It’s been a hard year for the UK manufacturing sector. Amidst rising inflation, persistent supply chain problems and increased red tape as a result of Brexit, many manufacturing firms have had to constantly adjust their operations to navigate an uncertain environment.
Between July and October, confidence amongst manufacturers fell at its fastest rate since April 2020 – the onset of the pandemic – whilst output in the sector also fell to its lowest level in nearly two years.
One of the most serious, yet often overlooked challenges facing the industry is the threat of negative currency movements. Although we may not typically associate the manufacturing sector with foreign exchange (FX), FX forms an essential component through which manufacturers trade and do business. As of 2020, there are approximately 300,000 UK manufacturers importing or exporting overseas, meaning the industry is highly susceptible to the impacts of FX volatility.
Despite this, many manufacturers may traditionally see the task of FX risk management as second order. They transact in FX not because they ‘want’ to, but because they ‘have to’ given their international coverage.
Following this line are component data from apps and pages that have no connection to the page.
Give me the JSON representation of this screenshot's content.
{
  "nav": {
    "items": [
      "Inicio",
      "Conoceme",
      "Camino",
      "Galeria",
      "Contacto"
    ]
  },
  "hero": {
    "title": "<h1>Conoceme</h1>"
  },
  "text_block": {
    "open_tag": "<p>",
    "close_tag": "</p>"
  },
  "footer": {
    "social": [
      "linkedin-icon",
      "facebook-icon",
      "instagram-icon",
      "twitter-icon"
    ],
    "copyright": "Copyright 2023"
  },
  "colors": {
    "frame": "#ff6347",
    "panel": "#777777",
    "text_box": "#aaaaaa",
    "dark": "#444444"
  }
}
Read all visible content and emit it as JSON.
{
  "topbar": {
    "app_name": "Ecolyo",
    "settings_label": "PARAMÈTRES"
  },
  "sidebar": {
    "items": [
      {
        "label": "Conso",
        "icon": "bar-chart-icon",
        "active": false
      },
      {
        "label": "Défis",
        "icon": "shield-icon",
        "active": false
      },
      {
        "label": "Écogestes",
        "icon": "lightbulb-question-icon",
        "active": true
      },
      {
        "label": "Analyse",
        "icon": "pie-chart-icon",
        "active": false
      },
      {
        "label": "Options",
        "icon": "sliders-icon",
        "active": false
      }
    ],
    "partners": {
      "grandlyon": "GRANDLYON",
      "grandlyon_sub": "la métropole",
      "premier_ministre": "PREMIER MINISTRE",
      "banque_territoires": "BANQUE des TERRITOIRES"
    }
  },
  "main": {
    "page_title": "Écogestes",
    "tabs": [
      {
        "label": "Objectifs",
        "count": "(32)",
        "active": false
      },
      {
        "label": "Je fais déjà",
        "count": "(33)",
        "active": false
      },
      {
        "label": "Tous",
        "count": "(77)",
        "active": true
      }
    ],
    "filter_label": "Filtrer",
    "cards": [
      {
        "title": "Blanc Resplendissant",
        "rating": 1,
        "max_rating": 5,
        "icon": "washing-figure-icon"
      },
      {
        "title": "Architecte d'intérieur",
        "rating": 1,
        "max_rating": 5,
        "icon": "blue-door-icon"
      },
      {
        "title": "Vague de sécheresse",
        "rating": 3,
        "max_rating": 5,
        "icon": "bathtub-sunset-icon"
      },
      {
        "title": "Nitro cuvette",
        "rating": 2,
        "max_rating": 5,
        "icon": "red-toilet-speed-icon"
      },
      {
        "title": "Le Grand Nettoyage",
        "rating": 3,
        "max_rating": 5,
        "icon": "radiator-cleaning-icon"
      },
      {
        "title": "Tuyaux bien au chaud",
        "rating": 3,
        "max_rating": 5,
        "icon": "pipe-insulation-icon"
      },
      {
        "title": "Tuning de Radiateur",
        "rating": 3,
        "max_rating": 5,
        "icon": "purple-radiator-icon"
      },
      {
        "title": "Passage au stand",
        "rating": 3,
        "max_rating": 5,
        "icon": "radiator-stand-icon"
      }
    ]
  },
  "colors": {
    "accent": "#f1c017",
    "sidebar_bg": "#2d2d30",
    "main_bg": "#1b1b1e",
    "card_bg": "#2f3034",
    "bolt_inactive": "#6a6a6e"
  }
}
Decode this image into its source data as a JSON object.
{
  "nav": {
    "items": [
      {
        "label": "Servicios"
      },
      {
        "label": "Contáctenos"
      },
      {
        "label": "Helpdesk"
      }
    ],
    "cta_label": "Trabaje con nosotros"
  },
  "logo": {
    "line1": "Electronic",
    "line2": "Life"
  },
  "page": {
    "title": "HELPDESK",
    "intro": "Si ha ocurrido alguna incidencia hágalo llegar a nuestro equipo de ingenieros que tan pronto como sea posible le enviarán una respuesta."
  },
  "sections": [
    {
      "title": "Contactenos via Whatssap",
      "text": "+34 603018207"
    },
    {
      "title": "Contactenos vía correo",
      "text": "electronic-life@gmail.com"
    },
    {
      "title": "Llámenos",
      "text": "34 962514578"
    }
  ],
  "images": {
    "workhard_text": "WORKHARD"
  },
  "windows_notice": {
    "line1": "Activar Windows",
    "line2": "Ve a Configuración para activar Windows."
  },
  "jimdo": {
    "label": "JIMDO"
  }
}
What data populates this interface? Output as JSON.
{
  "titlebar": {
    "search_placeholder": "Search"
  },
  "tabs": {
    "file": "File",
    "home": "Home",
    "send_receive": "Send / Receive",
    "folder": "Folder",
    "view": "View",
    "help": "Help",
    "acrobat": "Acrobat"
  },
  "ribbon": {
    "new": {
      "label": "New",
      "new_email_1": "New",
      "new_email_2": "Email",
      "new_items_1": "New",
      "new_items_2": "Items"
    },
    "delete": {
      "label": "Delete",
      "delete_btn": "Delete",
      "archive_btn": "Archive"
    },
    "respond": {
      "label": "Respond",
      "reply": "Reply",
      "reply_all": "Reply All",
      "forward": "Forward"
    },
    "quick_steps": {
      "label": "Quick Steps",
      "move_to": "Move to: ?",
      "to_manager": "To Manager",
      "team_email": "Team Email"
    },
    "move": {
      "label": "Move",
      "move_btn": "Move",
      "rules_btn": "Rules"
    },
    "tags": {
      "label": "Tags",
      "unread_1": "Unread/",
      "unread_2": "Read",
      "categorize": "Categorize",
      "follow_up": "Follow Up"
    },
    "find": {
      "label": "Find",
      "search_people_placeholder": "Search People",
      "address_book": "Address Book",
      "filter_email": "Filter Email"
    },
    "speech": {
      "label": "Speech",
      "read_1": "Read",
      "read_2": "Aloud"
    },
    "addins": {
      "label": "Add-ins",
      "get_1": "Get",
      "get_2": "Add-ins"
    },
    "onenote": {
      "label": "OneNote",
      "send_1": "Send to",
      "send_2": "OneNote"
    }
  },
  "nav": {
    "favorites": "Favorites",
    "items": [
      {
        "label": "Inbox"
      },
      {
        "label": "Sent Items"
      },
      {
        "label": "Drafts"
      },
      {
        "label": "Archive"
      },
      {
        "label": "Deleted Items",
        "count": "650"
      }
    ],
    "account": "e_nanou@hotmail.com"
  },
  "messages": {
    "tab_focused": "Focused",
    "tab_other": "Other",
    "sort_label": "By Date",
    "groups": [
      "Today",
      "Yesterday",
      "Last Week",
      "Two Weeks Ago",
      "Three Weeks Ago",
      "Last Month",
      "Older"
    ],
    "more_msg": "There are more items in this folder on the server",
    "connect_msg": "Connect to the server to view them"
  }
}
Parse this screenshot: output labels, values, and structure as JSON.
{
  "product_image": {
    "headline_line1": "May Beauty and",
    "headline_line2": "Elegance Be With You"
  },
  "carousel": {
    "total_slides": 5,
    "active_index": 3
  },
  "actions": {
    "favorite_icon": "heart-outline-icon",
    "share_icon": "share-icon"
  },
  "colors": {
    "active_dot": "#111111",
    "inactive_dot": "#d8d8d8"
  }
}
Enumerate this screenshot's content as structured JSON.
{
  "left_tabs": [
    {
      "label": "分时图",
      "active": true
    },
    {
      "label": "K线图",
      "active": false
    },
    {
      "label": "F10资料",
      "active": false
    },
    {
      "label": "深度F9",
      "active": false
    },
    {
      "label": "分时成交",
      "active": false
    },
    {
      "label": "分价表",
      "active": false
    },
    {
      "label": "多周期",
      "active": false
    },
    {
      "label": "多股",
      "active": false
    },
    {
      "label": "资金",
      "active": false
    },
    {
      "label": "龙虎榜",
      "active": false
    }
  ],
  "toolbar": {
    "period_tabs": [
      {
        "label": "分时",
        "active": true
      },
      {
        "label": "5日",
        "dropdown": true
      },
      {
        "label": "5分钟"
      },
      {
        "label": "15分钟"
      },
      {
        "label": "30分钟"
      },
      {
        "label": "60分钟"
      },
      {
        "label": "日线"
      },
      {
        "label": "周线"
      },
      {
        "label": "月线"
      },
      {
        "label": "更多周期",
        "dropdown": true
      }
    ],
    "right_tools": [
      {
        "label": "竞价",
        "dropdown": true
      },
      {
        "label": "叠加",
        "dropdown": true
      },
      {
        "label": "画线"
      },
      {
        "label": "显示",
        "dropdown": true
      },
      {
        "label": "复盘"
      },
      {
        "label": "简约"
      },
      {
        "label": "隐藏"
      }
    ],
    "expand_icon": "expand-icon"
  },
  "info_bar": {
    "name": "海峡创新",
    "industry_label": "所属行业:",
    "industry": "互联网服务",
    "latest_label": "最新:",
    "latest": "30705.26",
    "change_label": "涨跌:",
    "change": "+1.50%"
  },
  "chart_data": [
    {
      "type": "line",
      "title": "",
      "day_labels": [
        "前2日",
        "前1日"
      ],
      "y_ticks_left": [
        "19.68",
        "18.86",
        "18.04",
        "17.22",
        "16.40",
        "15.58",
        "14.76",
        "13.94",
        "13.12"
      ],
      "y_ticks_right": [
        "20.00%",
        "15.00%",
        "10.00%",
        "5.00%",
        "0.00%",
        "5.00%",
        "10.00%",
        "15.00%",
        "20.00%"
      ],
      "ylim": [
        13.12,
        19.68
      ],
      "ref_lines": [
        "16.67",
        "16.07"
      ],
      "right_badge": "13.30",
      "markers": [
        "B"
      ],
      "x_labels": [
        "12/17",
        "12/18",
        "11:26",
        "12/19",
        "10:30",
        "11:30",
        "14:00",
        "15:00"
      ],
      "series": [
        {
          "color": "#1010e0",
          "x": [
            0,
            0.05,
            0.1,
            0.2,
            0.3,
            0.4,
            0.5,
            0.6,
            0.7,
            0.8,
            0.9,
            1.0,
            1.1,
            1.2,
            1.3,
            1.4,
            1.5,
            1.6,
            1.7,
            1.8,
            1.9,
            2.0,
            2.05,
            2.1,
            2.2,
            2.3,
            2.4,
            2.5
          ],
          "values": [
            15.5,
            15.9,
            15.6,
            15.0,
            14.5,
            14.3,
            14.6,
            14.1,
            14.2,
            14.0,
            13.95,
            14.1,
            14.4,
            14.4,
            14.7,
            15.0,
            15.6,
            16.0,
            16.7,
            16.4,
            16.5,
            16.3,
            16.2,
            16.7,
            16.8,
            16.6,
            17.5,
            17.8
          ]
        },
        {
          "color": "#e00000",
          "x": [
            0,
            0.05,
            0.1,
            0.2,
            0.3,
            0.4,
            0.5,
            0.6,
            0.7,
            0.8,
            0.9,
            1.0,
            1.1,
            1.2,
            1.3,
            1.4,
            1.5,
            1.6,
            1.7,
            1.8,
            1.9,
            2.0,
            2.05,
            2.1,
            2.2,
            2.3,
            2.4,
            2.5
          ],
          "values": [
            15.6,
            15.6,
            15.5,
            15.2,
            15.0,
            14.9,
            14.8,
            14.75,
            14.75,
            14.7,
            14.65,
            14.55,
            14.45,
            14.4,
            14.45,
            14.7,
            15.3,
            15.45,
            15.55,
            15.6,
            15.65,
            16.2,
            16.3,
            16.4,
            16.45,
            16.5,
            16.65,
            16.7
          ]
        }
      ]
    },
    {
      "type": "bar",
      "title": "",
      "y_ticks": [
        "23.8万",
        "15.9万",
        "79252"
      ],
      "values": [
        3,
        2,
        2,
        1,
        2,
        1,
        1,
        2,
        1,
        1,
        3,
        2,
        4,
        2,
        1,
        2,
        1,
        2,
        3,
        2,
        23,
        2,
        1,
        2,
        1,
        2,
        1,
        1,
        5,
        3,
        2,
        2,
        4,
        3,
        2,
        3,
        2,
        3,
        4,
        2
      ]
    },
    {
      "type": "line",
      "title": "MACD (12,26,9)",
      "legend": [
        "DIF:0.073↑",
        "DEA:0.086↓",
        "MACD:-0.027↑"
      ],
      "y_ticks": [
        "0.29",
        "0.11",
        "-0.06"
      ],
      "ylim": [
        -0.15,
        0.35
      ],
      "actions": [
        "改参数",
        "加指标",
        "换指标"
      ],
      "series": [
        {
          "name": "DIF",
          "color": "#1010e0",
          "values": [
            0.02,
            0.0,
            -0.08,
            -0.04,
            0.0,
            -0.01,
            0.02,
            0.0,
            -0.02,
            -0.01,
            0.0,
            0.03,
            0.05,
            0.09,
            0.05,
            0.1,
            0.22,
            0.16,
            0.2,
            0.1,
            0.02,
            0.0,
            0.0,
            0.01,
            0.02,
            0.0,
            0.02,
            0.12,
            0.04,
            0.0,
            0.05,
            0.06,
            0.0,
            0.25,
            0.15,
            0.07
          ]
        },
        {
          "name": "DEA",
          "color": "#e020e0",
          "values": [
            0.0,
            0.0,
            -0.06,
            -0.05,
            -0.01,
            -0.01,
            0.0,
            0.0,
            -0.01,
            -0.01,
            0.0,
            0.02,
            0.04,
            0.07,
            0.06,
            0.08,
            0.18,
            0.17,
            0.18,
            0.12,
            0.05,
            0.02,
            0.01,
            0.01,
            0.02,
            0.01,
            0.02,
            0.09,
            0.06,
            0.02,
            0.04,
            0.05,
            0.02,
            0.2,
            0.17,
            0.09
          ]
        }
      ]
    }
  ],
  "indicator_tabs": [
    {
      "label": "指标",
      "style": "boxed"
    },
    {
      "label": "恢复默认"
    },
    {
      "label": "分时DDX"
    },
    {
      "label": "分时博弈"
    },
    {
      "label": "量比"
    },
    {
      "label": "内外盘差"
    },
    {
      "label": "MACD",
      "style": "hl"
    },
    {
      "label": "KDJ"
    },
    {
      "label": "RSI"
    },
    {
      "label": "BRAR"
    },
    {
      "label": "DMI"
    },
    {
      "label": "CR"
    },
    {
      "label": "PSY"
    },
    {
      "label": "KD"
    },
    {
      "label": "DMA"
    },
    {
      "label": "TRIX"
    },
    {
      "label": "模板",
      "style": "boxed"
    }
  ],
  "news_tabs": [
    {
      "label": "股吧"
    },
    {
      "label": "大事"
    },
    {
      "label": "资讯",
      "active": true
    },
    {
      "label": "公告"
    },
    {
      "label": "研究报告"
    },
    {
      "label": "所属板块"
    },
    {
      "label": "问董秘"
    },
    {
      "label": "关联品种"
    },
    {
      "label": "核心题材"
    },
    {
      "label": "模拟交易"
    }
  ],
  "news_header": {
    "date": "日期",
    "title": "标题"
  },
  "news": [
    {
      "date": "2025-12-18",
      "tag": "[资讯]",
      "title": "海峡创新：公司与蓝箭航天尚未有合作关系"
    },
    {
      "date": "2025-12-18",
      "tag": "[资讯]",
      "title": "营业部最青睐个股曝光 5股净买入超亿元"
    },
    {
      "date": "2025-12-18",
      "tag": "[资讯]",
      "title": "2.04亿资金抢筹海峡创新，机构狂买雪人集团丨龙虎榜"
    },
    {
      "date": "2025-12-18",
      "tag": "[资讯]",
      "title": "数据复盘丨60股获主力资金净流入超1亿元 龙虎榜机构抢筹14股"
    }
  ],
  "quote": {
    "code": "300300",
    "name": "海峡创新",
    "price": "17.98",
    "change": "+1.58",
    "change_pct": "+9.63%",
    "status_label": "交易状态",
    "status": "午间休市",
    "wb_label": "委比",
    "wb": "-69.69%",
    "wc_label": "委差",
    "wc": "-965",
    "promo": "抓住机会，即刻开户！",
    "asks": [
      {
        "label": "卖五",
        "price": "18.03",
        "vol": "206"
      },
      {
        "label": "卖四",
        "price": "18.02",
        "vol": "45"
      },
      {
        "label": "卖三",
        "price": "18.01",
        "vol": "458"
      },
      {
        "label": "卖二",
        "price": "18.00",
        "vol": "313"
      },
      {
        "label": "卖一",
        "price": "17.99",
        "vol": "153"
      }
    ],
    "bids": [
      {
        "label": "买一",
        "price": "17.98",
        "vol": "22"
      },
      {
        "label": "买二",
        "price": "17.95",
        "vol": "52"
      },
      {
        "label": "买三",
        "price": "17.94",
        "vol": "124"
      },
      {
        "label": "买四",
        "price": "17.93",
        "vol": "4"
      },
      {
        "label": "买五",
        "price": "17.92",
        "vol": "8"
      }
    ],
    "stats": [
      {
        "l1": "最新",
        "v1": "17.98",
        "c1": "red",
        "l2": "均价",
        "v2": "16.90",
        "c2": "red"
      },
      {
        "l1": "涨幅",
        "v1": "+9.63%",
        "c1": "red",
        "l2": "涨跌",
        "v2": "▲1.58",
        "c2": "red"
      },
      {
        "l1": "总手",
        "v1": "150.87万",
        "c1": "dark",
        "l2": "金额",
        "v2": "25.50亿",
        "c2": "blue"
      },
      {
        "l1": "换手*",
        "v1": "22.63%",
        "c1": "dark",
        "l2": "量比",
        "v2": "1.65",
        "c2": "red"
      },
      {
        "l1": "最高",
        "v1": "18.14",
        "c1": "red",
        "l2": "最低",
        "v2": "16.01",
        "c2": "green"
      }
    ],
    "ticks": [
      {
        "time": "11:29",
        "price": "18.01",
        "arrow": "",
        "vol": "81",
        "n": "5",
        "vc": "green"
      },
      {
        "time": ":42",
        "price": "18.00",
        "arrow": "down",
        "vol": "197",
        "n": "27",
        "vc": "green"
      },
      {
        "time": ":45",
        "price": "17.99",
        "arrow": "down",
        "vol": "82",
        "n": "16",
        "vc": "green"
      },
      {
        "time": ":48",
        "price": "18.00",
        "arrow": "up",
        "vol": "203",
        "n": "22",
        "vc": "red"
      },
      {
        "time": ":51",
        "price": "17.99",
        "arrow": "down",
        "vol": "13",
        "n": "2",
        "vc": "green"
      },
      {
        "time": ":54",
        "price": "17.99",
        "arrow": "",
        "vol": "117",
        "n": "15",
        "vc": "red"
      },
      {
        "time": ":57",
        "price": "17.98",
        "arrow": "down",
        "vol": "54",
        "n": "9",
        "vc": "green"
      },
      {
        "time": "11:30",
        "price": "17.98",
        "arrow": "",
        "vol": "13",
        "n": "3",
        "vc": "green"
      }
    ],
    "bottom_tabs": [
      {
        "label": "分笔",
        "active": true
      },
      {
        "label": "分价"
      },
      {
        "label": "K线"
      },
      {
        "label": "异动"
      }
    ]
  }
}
However, with FX volatility set to persist into 2023 and beyond, we believe it is vital that manufacturers have effective FX risk management strategies in place to mitigate the impact of currency exposures.
What are the FX challenges for manufacturers?
Supply chains are typically global by nature, meaning manufacturers that export and import goods to and from other countries are especially exposed to the risks associated with exchange rate fluctuations.
The weak Pound is putting pressure on manufacturers that source components from outside of the UK by making imports more expensive. This is especially problematic for firms that purchase large quantities of components and raw materials overseas. Automotive manufacturers, for example, on average buy 60% of their parts from abroad and assemble them in the UK, meaning they run a particularly high risk of being negatively impacted by currency fluctuations.
This has forced many manufacturers that import from overseas to evaluate the effectiveness of their hedging strategies.
Many have been left unsure how to hedge effectively while still maintaining some form of flexibility, as they look to boost their profit margins in light of the recent historical lows of the pound and euro. Instead of locking in rates for 12 months or more, businesses are moving towards shorter hedging periods of 6 months or less, giving them flexibility to adapt to a changing market.
Implementing a strategic approach to FX risk management
With headwinds and inflation set to persist throughout the year ahead, we believe manufacturers must begin implementing a robust risk-management strategy to minimise their exposure to foreign currency movements. Fortunately, there are a number of steps that manufacturing firms can take to achieve this. These include:
Compare the market - having the ability to put trades up for competition is central to ensuring access to the best price, which is key to effective risk management. However, many manufacturing firms may be hampered by their inability to access Tier 1 FX liquidity, meaning they often rely on a single bank or broker to meet their hedging requirements. A new generation of FinTech businesses are tackling this problem, enabling insurers to access rates from multiple banks whilst reducing the operational burden associated with this kind of market access.
Use of Transaction Cost Analysis (TCA) - TCA was specifically created to highlight hidden costs and enables manufacturers to understand how much they are being charged for the execution of their FX transactions. Ongoing, quarterly TCA from an independent TCA provider can be embedded as a new operational practice to ensure consistent FX execution performance
Outsourcing - there is a growing recognition that outsourcing does not necessarily mean less transparency or reduced quality of FX activities, but when using the right partner can improve transparency and execution quality. Outsourcing can enable manufacturers to dedicate more time to core business matters, which is all the more important amidst inflationary and volatility pressure.
Strong governance – Supply chains are complex and include several steps. These include the sourcing of raw materials, manufacturing these materials into basic parts, refining basic parts into finished products and selling finished products to end users. It is therefore difficult to increase transparency due to the number of different partnerships and processes in the trade network. Harnessing solutions which can strengthen governance will help manufacturers improve the cost, quality and transparency of their FX execution.
Manufacturers have faced a constantly changing market in 2022, and with currency movements set to remain volatile over the next year, FX risk must no longer be considered second-order. Harnessing technology-driven tools and getting the right processes in place will help enable manufacturing firms to navigate mounting FX challenges and protect their bottom lines.